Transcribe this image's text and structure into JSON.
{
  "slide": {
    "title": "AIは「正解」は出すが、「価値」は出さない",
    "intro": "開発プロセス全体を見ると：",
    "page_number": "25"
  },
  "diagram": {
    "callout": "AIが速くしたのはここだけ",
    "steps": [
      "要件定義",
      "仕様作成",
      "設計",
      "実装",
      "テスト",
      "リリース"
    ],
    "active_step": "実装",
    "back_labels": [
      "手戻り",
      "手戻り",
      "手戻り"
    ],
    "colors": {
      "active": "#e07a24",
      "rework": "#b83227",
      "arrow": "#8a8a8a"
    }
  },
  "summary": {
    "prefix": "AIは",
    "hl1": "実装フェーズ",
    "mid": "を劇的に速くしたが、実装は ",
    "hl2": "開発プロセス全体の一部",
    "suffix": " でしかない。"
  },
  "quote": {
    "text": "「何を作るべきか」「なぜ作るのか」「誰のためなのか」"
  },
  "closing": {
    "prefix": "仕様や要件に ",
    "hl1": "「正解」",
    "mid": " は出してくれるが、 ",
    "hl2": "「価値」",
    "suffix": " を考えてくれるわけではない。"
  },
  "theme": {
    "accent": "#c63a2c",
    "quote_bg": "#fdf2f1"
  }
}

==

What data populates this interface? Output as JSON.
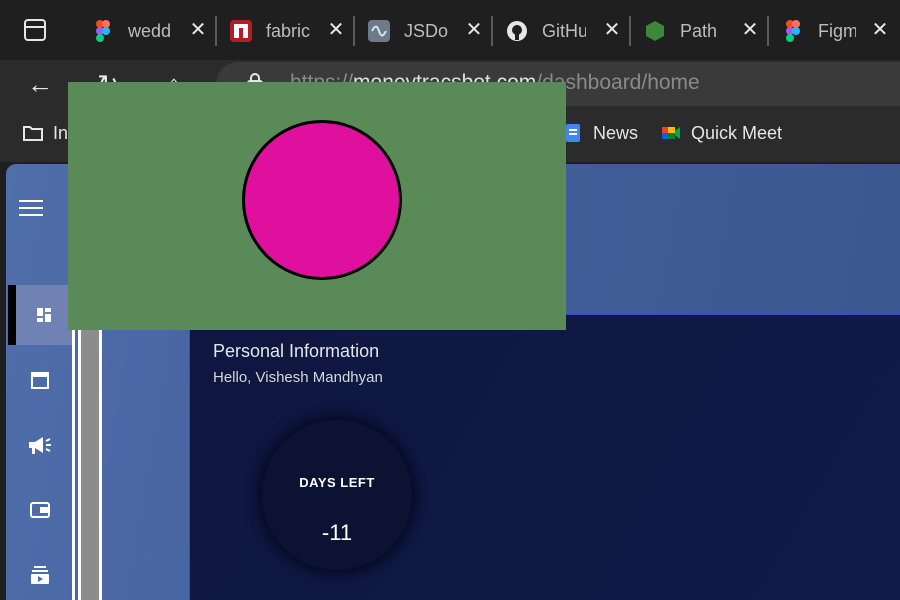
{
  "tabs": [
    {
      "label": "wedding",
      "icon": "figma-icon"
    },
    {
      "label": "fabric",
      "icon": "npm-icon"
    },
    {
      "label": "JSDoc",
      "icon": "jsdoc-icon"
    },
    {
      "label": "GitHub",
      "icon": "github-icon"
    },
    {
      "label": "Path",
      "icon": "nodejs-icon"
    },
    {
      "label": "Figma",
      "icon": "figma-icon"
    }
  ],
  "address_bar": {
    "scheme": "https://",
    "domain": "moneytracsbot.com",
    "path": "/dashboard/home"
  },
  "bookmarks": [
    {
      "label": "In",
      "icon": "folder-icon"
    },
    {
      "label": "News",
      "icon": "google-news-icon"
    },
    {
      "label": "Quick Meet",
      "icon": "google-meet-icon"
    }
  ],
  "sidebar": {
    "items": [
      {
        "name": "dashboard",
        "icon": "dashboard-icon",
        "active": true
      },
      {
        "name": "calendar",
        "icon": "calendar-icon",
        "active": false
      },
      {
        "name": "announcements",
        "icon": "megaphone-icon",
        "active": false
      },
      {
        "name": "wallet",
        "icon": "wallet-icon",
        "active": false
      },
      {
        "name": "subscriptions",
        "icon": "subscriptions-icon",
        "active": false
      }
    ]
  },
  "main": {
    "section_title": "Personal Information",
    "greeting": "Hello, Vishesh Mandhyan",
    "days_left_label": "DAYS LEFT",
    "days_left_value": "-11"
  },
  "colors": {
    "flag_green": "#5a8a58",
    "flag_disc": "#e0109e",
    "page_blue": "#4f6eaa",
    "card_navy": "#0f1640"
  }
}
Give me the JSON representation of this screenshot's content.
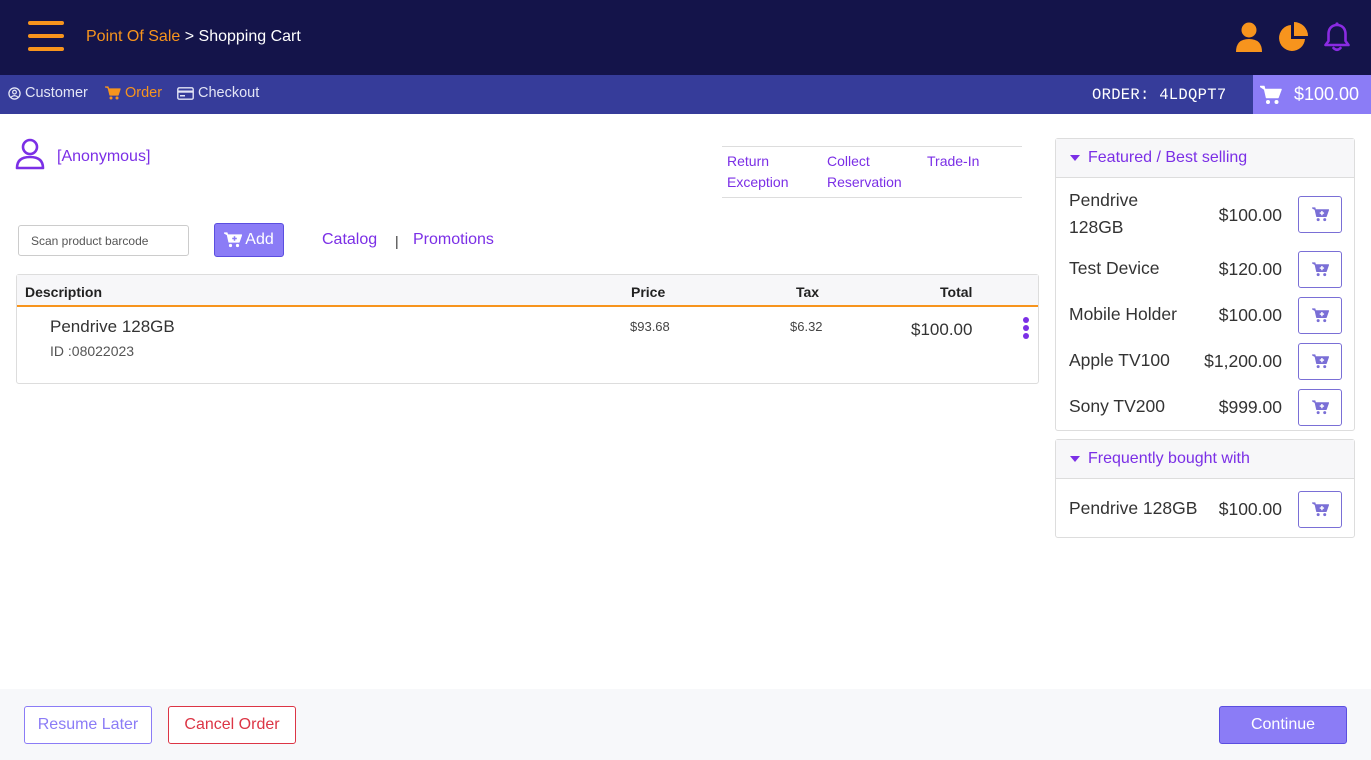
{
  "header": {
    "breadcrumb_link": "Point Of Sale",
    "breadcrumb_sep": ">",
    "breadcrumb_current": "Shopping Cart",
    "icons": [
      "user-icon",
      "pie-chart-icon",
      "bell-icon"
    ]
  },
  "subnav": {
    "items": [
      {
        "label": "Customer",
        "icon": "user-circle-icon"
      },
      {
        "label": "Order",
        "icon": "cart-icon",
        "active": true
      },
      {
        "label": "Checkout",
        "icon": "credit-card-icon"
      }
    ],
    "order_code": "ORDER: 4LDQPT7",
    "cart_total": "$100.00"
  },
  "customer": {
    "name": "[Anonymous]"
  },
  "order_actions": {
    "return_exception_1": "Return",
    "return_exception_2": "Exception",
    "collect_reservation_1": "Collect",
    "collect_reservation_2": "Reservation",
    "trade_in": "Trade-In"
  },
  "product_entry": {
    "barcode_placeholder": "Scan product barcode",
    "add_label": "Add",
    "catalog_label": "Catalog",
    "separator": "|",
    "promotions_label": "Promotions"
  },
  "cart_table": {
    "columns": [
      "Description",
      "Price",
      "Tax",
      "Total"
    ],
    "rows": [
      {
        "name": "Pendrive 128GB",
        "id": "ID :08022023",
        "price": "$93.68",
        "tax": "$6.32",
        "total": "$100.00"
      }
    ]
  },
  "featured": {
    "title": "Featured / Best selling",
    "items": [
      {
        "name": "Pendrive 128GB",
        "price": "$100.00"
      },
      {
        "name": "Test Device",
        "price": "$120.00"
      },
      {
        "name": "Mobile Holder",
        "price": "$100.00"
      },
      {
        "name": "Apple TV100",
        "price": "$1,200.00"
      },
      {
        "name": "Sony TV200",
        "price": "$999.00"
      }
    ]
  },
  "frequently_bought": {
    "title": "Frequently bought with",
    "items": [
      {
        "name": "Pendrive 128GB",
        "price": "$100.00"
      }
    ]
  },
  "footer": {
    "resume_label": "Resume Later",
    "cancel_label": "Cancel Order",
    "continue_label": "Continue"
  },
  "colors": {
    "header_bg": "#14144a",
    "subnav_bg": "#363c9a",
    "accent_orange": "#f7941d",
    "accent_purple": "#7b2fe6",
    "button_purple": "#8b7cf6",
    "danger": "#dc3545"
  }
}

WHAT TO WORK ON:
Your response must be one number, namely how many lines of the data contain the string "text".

EXPECTED ANSWER:
2